When two-year-old Quarter Horse filly Peachy decided to jump out of her paddock for a night-time stroll this past November, she got herself into some creative “young horse” trouble. After tipping over a garbage can containing bailing wire, she became entangled in the wire and her attempts to kick free
resulted in the wire penetrating the wall of her right hind hoof and looped through the sole. The more the filly kicked, the deeper the wire went until it pierced the opposite side of the hoof wall and protruded out the other side.
The first call owner Corey Chilcutt made was to the Palm Beach Equine Clinic in Wellington, Florida, and on-call veterinarian Dr Santiago Demierre responded immediately.
“When I arrived, the two ends of wire that looped over the horse’s back had been cut down so it was only the wire penetrating the hoof,” Demierre said. “She was stressed and in a great deal of pain. I sedated the horse and blocked the foot so she would not feel any more pain.”
Once Peachy, who is in training to run barrels in Loxahatchee, Florida, was comfortable, Demierre used a portable radiograph to obtain x-ray images of the right hind foot and evaluate the injury.
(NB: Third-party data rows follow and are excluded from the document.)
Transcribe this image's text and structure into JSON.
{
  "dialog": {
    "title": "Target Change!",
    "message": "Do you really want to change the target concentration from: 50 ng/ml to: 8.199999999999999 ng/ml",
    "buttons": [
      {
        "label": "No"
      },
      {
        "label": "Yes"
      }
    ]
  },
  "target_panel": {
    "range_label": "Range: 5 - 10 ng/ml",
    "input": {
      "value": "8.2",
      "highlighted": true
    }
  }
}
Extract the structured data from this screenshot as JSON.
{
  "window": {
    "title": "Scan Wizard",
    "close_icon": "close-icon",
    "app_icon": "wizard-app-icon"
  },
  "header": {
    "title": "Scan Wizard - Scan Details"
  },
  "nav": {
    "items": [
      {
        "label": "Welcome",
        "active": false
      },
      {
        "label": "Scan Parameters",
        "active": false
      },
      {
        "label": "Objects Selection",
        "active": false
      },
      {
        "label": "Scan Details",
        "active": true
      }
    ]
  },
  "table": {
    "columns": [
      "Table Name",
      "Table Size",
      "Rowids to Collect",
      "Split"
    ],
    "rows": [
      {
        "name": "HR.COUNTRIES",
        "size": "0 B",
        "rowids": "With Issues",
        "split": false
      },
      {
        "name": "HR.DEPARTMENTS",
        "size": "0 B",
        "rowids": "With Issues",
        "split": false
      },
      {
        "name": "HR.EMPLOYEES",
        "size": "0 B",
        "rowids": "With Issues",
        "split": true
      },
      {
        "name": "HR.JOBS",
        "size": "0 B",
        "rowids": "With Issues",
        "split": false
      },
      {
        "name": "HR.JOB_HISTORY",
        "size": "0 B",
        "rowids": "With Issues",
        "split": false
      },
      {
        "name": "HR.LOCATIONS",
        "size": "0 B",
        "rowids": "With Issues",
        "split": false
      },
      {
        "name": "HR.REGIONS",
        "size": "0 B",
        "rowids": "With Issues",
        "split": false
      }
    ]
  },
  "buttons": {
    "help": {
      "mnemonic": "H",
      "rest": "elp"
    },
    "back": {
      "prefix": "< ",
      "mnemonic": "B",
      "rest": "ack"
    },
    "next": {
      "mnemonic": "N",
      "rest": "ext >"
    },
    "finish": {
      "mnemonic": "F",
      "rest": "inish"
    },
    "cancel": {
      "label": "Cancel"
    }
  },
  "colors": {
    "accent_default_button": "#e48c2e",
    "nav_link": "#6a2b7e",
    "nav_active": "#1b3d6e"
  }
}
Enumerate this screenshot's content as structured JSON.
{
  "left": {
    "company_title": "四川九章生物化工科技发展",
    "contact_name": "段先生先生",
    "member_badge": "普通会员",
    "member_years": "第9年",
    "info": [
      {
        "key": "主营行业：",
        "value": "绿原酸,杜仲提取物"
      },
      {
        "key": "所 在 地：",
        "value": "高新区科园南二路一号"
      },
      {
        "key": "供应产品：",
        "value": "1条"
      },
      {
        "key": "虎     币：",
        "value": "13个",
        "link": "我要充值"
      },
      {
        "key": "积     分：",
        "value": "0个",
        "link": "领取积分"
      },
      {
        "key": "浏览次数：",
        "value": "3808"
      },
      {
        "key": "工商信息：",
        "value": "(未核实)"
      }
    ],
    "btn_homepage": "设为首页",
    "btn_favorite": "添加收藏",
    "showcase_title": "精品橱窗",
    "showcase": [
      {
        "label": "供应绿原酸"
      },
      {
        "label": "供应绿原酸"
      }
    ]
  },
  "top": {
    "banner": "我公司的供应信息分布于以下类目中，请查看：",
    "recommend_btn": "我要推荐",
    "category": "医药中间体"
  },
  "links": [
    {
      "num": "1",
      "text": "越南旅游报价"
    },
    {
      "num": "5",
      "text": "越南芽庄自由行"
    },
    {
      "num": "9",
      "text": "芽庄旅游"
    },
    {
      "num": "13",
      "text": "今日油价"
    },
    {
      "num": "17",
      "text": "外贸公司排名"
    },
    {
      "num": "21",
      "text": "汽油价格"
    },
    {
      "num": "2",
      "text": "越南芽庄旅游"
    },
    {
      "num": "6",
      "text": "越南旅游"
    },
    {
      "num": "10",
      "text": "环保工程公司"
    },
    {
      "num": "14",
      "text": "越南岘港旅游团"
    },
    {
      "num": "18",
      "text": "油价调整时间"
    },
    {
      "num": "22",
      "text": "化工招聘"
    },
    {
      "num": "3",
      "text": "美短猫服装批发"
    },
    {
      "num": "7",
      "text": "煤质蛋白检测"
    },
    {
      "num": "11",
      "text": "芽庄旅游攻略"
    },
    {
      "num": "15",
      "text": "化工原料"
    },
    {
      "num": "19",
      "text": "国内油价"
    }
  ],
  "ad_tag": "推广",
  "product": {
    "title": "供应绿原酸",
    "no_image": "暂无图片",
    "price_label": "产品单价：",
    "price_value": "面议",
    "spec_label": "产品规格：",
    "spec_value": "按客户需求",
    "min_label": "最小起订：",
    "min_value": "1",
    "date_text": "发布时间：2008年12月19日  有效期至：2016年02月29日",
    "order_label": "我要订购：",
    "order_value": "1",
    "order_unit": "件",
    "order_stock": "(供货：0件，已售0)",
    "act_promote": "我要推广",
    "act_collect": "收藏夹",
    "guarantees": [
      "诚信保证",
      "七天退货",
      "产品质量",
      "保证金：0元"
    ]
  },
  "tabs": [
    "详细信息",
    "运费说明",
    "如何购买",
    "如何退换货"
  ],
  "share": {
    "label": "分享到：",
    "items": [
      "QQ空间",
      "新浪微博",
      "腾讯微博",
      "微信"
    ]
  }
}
The images revealed that it was safe to remove the wire, and after disinfecting the area, Demierre removed the wire through the injury site.
“There were no fractures or synovial structures involved, but I did see on the radiograph that the coffin bone was compromised,” Demierre said. “There was a suspicious line through the coffin bone that could have led to chronic lameness, so the prognosis for performance was reserved. The prognosis for survival was very positive, and I told the owner there was a 50/50 chance she would return to training.”
Once Peachy’s hoof was free from the wire, Demierre soaked the foot in disinfectant, and began an aggressive course of antibiotic treatments, including regional distal limb perfusion and systemic antibiotics. Finally, the foot was wrapped while the treatments did their work.
Demierre returned to check on Peachy and continue the antibiotic treatments six times over the next two months. “I performed recheck radiographs of the hoof a month after the injury and there was no fracture where we saw the initial line that caused concern,” he said. “The margins of the coffin bone had reabsorbed slightly, but overall the injury was healing well.”
Once the bandages were removed, Demierre worked with Chilcutt’s farrier, Juan Rivera, on a therapeutic shoeing plan. Rivera used a hospital plate with disinfectant on the injured hoof, and a bar shoe with a pour-in pad on the opposite hind hoof. At the first shoeing reset a month later, he transitioned the right hoof to a bar shoe with a pour-in pad.
Peachy’s recovery plan included stall rest until Demierre gave the green light for hand walking six weeks after the injury. At eight weeks, she was trotting on a lunge line, and earlier this month Peachy’s rider Kloey sat on her for the first time.
“The outcome was excellent,” Demierre said. “She is perfectly sound with no medication and will be back in normal shoes by the end of this month.”
Chilcutt is hopeful that Peachy and Kloey will return to their training and will be running barrels in the future. “Dr Demierre was amazing; his treatment plan was successful and Peachy was back to work much quicker than we ever thought. Words can’t describe the gratitude we have for Dr Demierre, his technician Emma Sexton, and everyone at the clinic. Their dedication has been phenomenal.”
As of February 14, Peachy is back to her old self, according to Chilcutt, who noted, “She is happy to be back to work and she loves her job!”